And today, while observing our high school faculty working with our students I witnessed a wonderful interaction by a social studies teacher and his class discussing the real motivation behind the American Revolution. The Socratic style of the teacher created a classroom of expectation and participation. Students were engaged discussing the application of concepts and the synthesis of those ideas with the current events in Libya, Syria and Egypt. Relevance or boring?

The QuickDraw McGraw testing company will not be able to create an assessment to capture the creativity of that teacher or that class. The College Board does not have a question like that on the SAT's, do they?
But, that has become the yardstick we will determine how to get to the top of that proverbial "list".
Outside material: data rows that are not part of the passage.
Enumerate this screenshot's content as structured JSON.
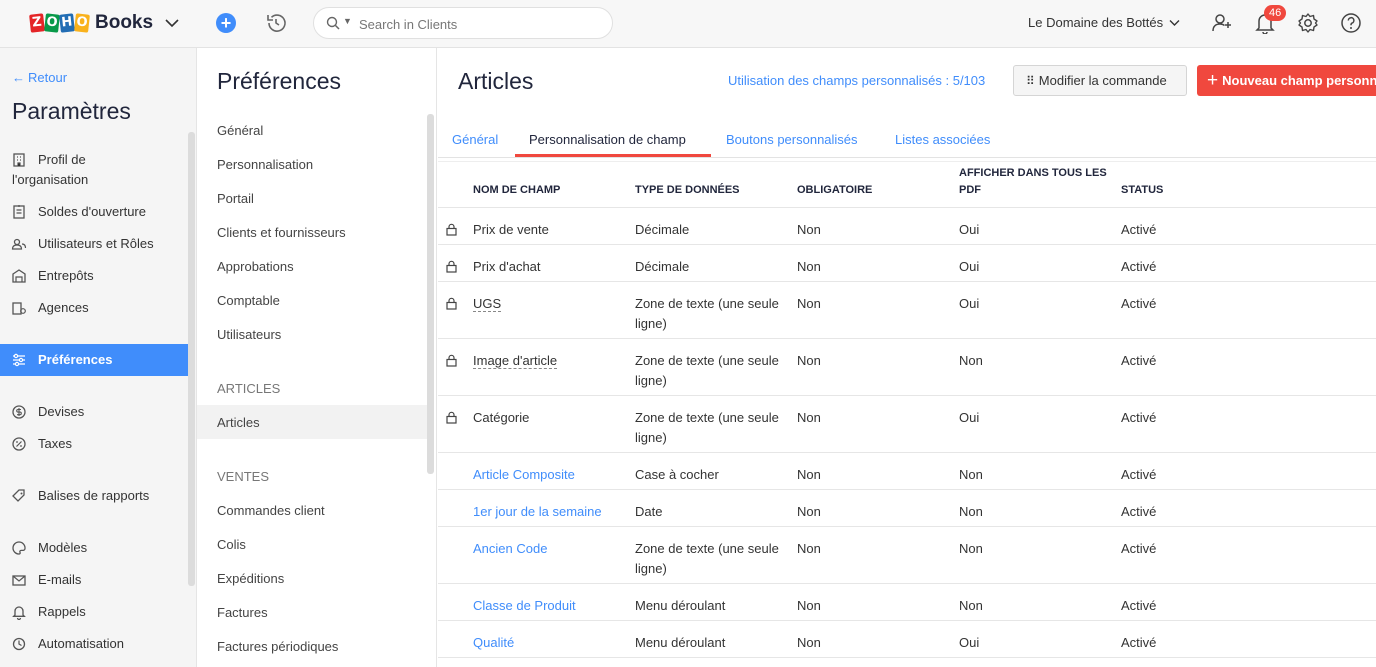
{
  "topbar": {
    "brand_letters": [
      "Z",
      "O",
      "H",
      "O"
    ],
    "brand_colors": [
      "#e42527",
      "#089949",
      "#226db4",
      "#f9b21d"
    ],
    "brand_name": "Books",
    "search_placeholder": "Search in Clients",
    "org_name": "Le Domaine des Bottés",
    "notifications_count": "46"
  },
  "sidebar": {
    "back_label": "Retour",
    "title": "Paramètres",
    "items": [
      {
        "label": "Profil de",
        "label2": "l'organisation",
        "icon": "building-icon"
      },
      {
        "label": "Soldes d'ouverture",
        "icon": "ledger-icon"
      },
      {
        "label": "Utilisateurs et Rôles",
        "icon": "users-icon"
      },
      {
        "label": "Entrepôts",
        "icon": "warehouse-icon"
      },
      {
        "label": "Agences",
        "icon": "branch-icon"
      },
      {
        "label": "Préférences",
        "icon": "sliders-icon",
        "active": true
      },
      {
        "label": "Devises",
        "icon": "currency-icon"
      },
      {
        "label": "Taxes",
        "icon": "percent-icon"
      },
      {
        "label": "Balises de rapports",
        "icon": "tag-icon"
      },
      {
        "label": "Modèles",
        "icon": "palette-icon"
      },
      {
        "label": "E-mails",
        "icon": "mail-icon"
      },
      {
        "label": "Rappels",
        "icon": "bell-icon"
      },
      {
        "label": "Automatisation",
        "icon": "automation-icon"
      }
    ]
  },
  "preferences": {
    "title": "Préférences",
    "general_items": [
      "Général",
      "Personnalisation",
      "Portail",
      "Clients et fournisseurs",
      "Approbations",
      "Comptable",
      "Utilisateurs"
    ],
    "section_articles": "ARTICLES",
    "articles_item": "Articles",
    "section_ventes": "VENTES",
    "ventes_items": [
      "Commandes client",
      "Colis",
      "Expéditions",
      "Factures",
      "Factures périodiques"
    ]
  },
  "main": {
    "title": "Articles",
    "usage": "Utilisation des champs personnalisés : 5/103",
    "modify_button": "Modifier la commande",
    "new_button": "Nouveau champ personnalisé",
    "tabs": [
      "Général",
      "Personnalisation de champ",
      "Boutons personnalisés",
      "Listes associées"
    ],
    "columns": {
      "name": "NOM DE CHAMP",
      "type": "TYPE DE DONNÉES",
      "required": "OBLIGATOIRE",
      "pdf": "AFFICHER DANS TOUS LES PDF",
      "status": "STATUS"
    },
    "rows": [
      {
        "name": "Prix de vente",
        "type": "Décimale",
        "required": "Non",
        "pdf": "Oui",
        "status": "Activé",
        "locked": true
      },
      {
        "name": "Prix d'achat",
        "type": "Décimale",
        "required": "Non",
        "pdf": "Oui",
        "status": "Activé",
        "locked": true
      },
      {
        "name": "UGS",
        "type": "Zone de texte (une seule ligne)",
        "required": "Non",
        "pdf": "Oui",
        "status": "Activé",
        "locked": true,
        "dashed": true
      },
      {
        "name": "Image d'article",
        "type": "Zone de texte (une seule ligne)",
        "required": "Non",
        "pdf": "Non",
        "status": "Activé",
        "locked": true,
        "dashed": true
      },
      {
        "name": "Catégorie",
        "type": "Zone de texte (une seule ligne)",
        "required": "Non",
        "pdf": "Oui",
        "status": "Activé",
        "locked": true
      },
      {
        "name": "Article Composite",
        "type": "Case à cocher",
        "required": "Non",
        "pdf": "Non",
        "status": "Activé",
        "link": true
      },
      {
        "name": "1er jour de la semaine",
        "type": "Date",
        "required": "Non",
        "pdf": "Non",
        "status": "Activé",
        "link": true
      },
      {
        "name": "Ancien Code",
        "type": "Zone de texte (une seule ligne)",
        "required": "Non",
        "pdf": "Non",
        "status": "Activé",
        "link": true
      },
      {
        "name": "Classe de Produit",
        "type": "Menu déroulant",
        "required": "Non",
        "pdf": "Non",
        "status": "Activé",
        "link": true
      },
      {
        "name": "Qualité",
        "type": "Menu déroulant",
        "required": "Non",
        "pdf": "Oui",
        "status": "Activé",
        "link": true
      }
    ]
  }
}
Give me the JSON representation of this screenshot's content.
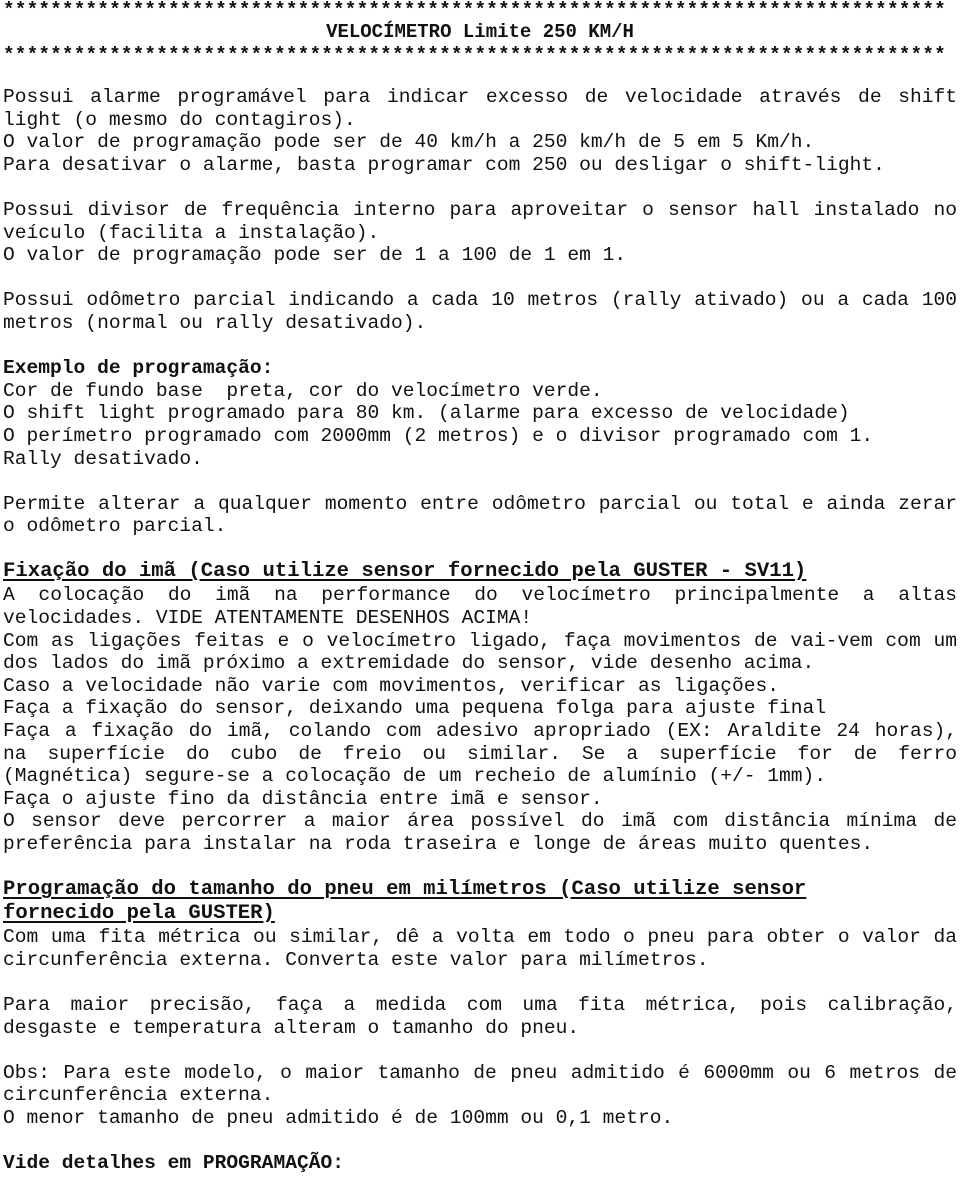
{
  "header": {
    "stars": "********************************************************************************",
    "title": "VELOCÍMETRO Limite 250 KM/H"
  },
  "sections": {
    "alarm": [
      "Possui alarme programável para indicar excesso de velocidade através de shift",
      "light (o mesmo do contagiros).",
      "O valor de programação pode ser de 40 km/h a 250 km/h de 5 em 5 Km/h.",
      "Para desativar o alarme, basta programar com 250 ou desligar o shift-light."
    ],
    "divisor": [
      "Possui divisor de frequência interno para aproveitar o sensor hall instalado no",
      "veículo (facilita a instalação).",
      "O valor de programação pode ser de 1 a 100 de 1 em 1."
    ],
    "odometer": [
      "Possui odômetro parcial indicando a cada 10 metros (rally ativado) ou a cada 100",
      "metros (normal ou rally desativado)."
    ],
    "example": {
      "heading": "Exemplo de programação:",
      "lines": [
        "Cor de fundo base  preta, cor do velocímetro verde.",
        "O shift light programado para 80 km. (alarme para excesso de velocidade)",
        "O perímetro programado com 2000mm (2 metros) e o divisor programado com 1.",
        "Rally desativado."
      ]
    },
    "permit": [
      "Permite alterar a qualquer momento entre odômetro parcial ou total e ainda zerar",
      "o odômetro parcial."
    ],
    "magnet": {
      "heading": "Fixação do imã (Caso utilize sensor fornecido pela GUSTER - SV11)",
      "lines": [
        "A colocação do imã na performance do velocímetro principalmente a altas",
        "velocidades. VIDE ATENTAMENTE DESENHOS ACIMA!",
        "Com as ligações feitas e o velocímetro ligado, faça movimentos de vai-vem com um",
        "dos lados do imã próximo a extremidade do sensor, vide desenho acima.",
        "Caso a velocidade não varie com movimentos, verificar as ligações.",
        "Faça a fixação do sensor, deixando uma pequena folga para ajuste final",
        "Faça a fixação do imã, colando com adesivo apropriado (EX: Araldite 24 horas),",
        "na superfície do cubo de freio ou similar. Se a superfície for de ferro",
        "(Magnética) segure-se a colocação de um recheio de alumínio (+/- 1mm).",
        "Faça o ajuste fino da distância entre imã e sensor.",
        "O sensor deve percorrer a maior área possível do imã com distância mínima de",
        "preferência para instalar na roda traseira e longe de áreas muito quentes."
      ]
    },
    "tire": {
      "heading_line1": "Programação do tamanho do pneu em milímetros (Caso utilize sensor",
      "heading_line2": "fornecido pela GUSTER)",
      "lines": [
        "Com uma fita métrica ou similar, dê a volta em todo o pneu para obter o valor da",
        "circunferência externa. Converta este valor para milímetros."
      ],
      "precision": [
        "Para maior precisão, faça a medida com uma fita métrica, pois calibração,",
        "desgaste e temperatura alteram o tamanho do pneu."
      ],
      "obs": [
        "Obs: Para este modelo, o maior tamanho de pneu admitido é 6000mm ou 6 metros de",
        "circunferência externa.",
        "O menor tamanho de pneu admitido é de 100mm ou 0,1 metro."
      ]
    },
    "footer": {
      "see_details": "Vide detalhes em PROGRAMAÇÃO:"
    }
  }
}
Back to the slowest Internet speed in the planet. It explains much about how long it takes for my data and downloads to filter down. Do you think the Governor of NYS will launch into a political crisis to improve the Internet speed of the state so that two things will improve: the US will go higher up on the list and he will improve his chances to bully his way to national office?
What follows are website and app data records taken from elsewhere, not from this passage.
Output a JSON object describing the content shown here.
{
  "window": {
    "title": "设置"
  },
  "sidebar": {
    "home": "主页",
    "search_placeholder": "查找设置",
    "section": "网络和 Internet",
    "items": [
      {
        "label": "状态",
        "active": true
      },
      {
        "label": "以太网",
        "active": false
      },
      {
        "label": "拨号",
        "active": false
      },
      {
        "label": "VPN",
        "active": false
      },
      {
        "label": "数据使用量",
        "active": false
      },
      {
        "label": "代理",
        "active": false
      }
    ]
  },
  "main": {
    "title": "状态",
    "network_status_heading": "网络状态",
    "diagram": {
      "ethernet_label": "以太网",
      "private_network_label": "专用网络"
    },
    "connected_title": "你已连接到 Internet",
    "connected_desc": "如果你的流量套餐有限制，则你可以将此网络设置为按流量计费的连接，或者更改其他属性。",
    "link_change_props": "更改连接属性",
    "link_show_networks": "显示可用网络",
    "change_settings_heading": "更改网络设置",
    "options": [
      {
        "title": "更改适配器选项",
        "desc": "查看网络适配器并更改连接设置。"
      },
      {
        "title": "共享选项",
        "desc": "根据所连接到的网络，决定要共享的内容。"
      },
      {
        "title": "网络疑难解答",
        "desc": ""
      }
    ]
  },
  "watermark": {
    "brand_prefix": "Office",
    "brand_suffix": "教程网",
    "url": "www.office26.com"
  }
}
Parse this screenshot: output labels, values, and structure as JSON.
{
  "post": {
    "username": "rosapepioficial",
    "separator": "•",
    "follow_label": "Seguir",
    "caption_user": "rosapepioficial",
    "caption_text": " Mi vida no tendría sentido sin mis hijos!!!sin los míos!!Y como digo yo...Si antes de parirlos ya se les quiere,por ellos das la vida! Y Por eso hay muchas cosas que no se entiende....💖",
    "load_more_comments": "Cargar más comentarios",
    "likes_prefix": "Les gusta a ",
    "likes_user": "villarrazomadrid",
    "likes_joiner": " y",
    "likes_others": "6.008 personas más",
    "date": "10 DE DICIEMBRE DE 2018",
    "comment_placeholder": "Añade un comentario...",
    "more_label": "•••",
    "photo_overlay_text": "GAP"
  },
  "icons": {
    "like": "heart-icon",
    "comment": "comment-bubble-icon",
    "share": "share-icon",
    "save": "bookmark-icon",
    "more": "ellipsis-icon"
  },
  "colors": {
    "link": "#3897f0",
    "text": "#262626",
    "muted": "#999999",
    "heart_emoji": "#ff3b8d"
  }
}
I can hear Congress now, NO INTERNET LEFT BEHIND will become the new mantra to save our download speeds.

The list of the fastest download speeds by country:
1) South Korea
2) Romania
3) Bulgaria
4) Lithuania
5) Latvia
6) Japan
7) Sweden
8) Ukraine
9) Denmark
10) Hong Kong
11) Netherlands
12) Finland
13) Moldova
14) Taiwan
15) Norway
16) Russian Federation
17) Iceland
18) Aland Islands
19) Belgium
20) Slovenia
21) Switzerland
22) Germany
23) Congo
24) Czech Republic
25) Hungary
26) United States

1. Kopytoff, V.G. 2011. America: Land of the Slow. The New York Times, [online] 20 September. Available at: <> [Accessed 20 September 2011].

Wednesday, September 14, 2011

QR Codes and Does eat Codes and Li'l Lambs eat Ivy

I have this great fascination with gadgets. My iPhone comes with a complete set of apps for me to occupy my time whenever I get bored. Using a scanning app in a store, I can scout for prices on items and log online to find if there is a better deal somewhere else. I have scanned all sorts of data icons but my favorite is this one:
I love QR Codes.  They speak to me as if they were inkblots appealing to my psyche. To me they represent a wrapped present with some goody for me to see once I decode the black and white decoration. There is a secret behind this thing that can be found everywhere from grocery stores, clothing stores, libraries and even churches. The QR Code has become the symbol of 21st Century iconography.
So, what is a QR Code, and why should 21st Century School Leaders be interested in them?
According to Wikipedia, “ a QR code (abbreviated from Quick Response code) is a type of matrix barcode (or two-dimensional code) first designed for the automotive industry. More recently, the system has become popular outside of industry due to its fast readability and comparatively large storage capacity. The code consists of black modules arranged in a square pattern on a white background. The information encoded can be made up of any kind of data (e.g. binary, alphanumeric, or Kanji symbols).[1]
There are a variety of smartphone apps that can read these codes very fast and easy. In fact ATT makes an app specific for my iPhone called the ATT Scanner. (I use it often to amuse myself in Kohls’ while my wife is shopping. That place is loaded with QR Codes!!). It doesn’t take any extraordinary power to use a tool of this nature. Just point, scan and voila the information is retrieved.
In classrooms there are many things that can be done with QR Codes. For a great Powerpoint on the topic check out this link to “40 Interesting Ways to Use QR Codes in Classrooms”
QR Codes can be used to summarize information for student exhibits, advertising school events, multiple choice tests, and ways to scavenger hunt inquiry learning actively having students scan for information in more global contexts. The technology is easy to use, can be found on most smartphones that kids are carrying around already, and it will give them another motivating tool to view the world.
There is an excellent LiveBinder file by Steven Anderson, District Technology Director from Winston-Salem North Carolina that encourage you to review if you would like to learn more about this great learning tool

[1] QR Code. Wikipedia.  Retrieved September 14, 2011 at